Feb. 7, 2008 -- Former Massachusetts Gov. Mitt Romney announced today he is abandoning his bid for the Republican presidential nomination, arguing a long protracted battle between him and his GOP rivals would weaken the party.
Romney made his announcement during a scheduled speech to the Conservative Political Action Conference, a yearly gathering of conservatives in Washington, D.C.
"If I fight on in my campaign, all the way to the convention, I would forestall the launch of a national campaign and make it more likely that Sen. Clinton or Sen. Barack Obama would win," Romney said.
"And in this time of war, I simply cannot let my campaign be a part of aiding a surrender to terror," he said.
Super Tuesday Losses
Romney made the decision after his chief rival, Sen. John McCain, won multiple Super Tuesday primary and caucus victories this week, and former Gov. Mike Huckabee -- who was thought locked out of a two-man GOP race -- had a surprisingly strong Super Tuesday performance.
The former Massachusetts governor said he was dropping out of the race because he doesn't want to see the Democrats win in November.

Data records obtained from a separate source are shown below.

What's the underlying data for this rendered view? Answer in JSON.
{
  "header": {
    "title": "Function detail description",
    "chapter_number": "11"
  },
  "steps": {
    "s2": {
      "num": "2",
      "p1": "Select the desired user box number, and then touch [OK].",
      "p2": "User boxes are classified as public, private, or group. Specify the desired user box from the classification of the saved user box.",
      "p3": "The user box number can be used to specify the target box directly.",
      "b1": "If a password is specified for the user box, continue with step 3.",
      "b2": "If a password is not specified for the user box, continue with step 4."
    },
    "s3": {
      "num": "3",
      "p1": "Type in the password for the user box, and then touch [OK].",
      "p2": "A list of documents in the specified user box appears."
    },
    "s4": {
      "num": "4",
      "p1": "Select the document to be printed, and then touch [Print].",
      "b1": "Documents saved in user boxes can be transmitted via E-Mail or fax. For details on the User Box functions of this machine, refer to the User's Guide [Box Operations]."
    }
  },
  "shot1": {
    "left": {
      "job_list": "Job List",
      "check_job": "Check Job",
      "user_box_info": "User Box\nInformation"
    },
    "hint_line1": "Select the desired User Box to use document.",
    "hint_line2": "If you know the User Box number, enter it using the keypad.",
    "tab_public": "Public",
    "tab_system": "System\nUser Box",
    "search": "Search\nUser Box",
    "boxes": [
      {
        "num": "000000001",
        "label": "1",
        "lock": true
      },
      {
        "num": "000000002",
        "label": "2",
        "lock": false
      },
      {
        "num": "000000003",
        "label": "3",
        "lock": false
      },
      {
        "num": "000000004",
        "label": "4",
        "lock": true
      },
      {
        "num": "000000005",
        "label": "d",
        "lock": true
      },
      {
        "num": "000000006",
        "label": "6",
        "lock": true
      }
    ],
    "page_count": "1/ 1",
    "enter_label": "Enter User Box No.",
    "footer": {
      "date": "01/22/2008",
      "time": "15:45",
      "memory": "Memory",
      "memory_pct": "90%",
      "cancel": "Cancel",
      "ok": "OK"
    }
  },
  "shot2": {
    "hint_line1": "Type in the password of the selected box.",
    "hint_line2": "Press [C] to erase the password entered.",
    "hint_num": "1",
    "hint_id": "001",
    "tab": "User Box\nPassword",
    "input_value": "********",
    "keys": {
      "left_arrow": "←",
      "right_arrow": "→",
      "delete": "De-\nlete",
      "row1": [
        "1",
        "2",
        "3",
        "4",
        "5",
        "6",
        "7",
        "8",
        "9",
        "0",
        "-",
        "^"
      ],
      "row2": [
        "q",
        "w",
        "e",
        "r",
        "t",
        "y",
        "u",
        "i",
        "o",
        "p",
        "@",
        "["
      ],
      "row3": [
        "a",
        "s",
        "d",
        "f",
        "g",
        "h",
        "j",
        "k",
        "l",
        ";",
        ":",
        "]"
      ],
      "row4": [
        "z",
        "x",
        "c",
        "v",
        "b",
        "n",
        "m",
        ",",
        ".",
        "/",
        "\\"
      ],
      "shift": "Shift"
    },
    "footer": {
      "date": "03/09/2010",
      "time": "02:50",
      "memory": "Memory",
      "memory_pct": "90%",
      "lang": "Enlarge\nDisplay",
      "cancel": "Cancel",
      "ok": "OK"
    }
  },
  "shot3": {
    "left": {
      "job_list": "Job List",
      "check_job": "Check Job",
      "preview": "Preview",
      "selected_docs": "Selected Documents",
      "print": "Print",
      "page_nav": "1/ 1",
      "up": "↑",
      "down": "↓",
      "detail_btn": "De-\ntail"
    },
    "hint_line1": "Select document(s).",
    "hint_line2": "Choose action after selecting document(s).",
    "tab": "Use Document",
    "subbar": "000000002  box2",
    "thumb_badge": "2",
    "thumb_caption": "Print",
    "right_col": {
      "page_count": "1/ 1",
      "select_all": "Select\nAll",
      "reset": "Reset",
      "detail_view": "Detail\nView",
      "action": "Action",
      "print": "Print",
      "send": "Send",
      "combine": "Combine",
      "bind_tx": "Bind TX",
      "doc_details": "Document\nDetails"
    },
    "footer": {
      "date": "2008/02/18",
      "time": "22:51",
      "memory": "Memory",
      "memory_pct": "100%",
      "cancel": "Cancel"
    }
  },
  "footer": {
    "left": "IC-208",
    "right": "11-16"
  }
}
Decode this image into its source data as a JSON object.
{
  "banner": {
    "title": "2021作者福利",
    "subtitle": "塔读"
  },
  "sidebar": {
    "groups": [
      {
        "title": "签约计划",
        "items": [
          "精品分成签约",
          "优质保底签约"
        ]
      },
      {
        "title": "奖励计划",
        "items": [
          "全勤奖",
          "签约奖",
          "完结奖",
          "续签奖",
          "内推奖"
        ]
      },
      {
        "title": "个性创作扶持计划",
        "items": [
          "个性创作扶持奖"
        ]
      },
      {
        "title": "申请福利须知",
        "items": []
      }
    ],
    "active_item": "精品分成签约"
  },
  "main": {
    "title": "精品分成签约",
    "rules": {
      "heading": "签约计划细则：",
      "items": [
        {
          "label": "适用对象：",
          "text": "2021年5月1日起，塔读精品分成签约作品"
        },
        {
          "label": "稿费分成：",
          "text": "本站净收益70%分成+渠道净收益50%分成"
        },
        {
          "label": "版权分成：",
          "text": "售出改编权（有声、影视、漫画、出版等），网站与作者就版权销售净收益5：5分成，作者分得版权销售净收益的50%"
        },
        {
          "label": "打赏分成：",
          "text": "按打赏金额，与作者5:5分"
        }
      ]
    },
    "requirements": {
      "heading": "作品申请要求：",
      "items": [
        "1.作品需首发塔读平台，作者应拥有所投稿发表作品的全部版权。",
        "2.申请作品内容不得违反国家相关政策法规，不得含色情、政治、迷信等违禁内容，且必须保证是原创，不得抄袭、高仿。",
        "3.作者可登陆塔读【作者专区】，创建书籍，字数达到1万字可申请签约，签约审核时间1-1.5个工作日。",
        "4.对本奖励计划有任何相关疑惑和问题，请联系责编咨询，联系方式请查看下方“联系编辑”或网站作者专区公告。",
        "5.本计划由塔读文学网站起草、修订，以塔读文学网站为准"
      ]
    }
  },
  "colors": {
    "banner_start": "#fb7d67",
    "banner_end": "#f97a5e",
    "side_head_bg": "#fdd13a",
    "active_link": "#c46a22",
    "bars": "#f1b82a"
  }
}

"If this were only about me, I would go on. But it's never been only about me. I entered this race because I love America, and because I love America, in this time of war, I feel that I must now stand aside, for our party and for our country," Romney said.
"I will continue to stand for conservative principles," he said. "We cannot allow the next president of the United States to retreat in the face of evil extremism."
Romney and McCain have fought over who is more conservative in recent weeks, with Romney repeatedly calling himself a "Ronald Reagan" Republican.
But now it appears more likely than ever that the Republican presidential nominee will be McCain.
Early GOP Favorite
With his good looks and vast personal fortune, Romney was an early favorite to win the Republican nomination. The venture capitalist turned politician banked on strong performances in Iowa and New Hampshire to steam roll his way to the nomination.
This fall, Romney was leading in the polls in both states, and frequently refrained that "no one has ever won both," referring to Iowa and New Hampshire, suggesting he was poised to become the unstoppable candidate.
Early on he tried he head off questions about his Mormon religion by delivering a speech designed to assuage the concerns of Christian evangelicals.
"If I am fortunate to become your president, I will serve no one religion, no one group, no one cause and no one interest. A president must serve only the common cause of the people of the United States," Romney said in December in Texas.
Fall From the Top
Romney led polls until Huckabee saw a late surge among evangelical Christians to win in Iowa, and McCain, after a near collapse early in his campaign, saw his own late surge in New Hampshire.
After being buoyed by a win in his home state of Michigan, Romney lost both South Carolina and Florida to McCain.
Romney had hoped to pull out a strong performance Tuesday, trying to present himself as the conservative alternative to McCain.
In the days before Feb. 5, Romney campaigned hard against front-runner McCain, trying to tie his record to that of Clinton and Obama and paint him as a liberal.
"If there's a race between a Republican acting like a Democrat and a Democrat, the Democrat always wins, Romney argued in Glen Ellyn, Ill., arguing McCain is "virtually indistinguishable from Hillary Clinton or Sen. Obama on a number of major issues."
Despite the acrimonious rhetoric and the millions of his own fortune he poured into his campaign, the former governor won only a handful of Super Tuesday primaries and caucuses this week.
McCain swept the map on Super Tuesday, winning many winner-take-all and delegate-rich states and winning key victories in California, New York, Illinois, Arizona, Connecticut, Delaware, Oklahoma, New Jersey and the classic bellwether state of Missouri.
Huckabee's Evangelical Support
But it was Huckabee who may have done the most damage to Romney's bid.
Romney's chief problem was the extent to which Huckabee siphoned conservatives away from him, opening the door for McCain, reports ABC News' Gary Langer.
Across primaries Tuesday, Romney won conservatives, with 39 percent. But Huckabee got 23 percent of conservatives. Had the lion's share of them gone to Romney instead, he'd likely have had a better night.
Romney, worth a reported $250 million, contributed at least $35 million to his campaign through the end of 2007.
Romney argued at a campaign event in Iowa in December: "I'm convinced in the final analysis as we go through this primary process and as we go through Iowa and Wyoming and New Hampshire and Nevada and South Carolina and Michigan, Florida and then on to Feb. 5, that the process will select a person who can most effectively change Washington and deal with the future."
It appears it did, but that person wasn't Romney.
ABC News' John Berman and Gary Langer contributed to this report.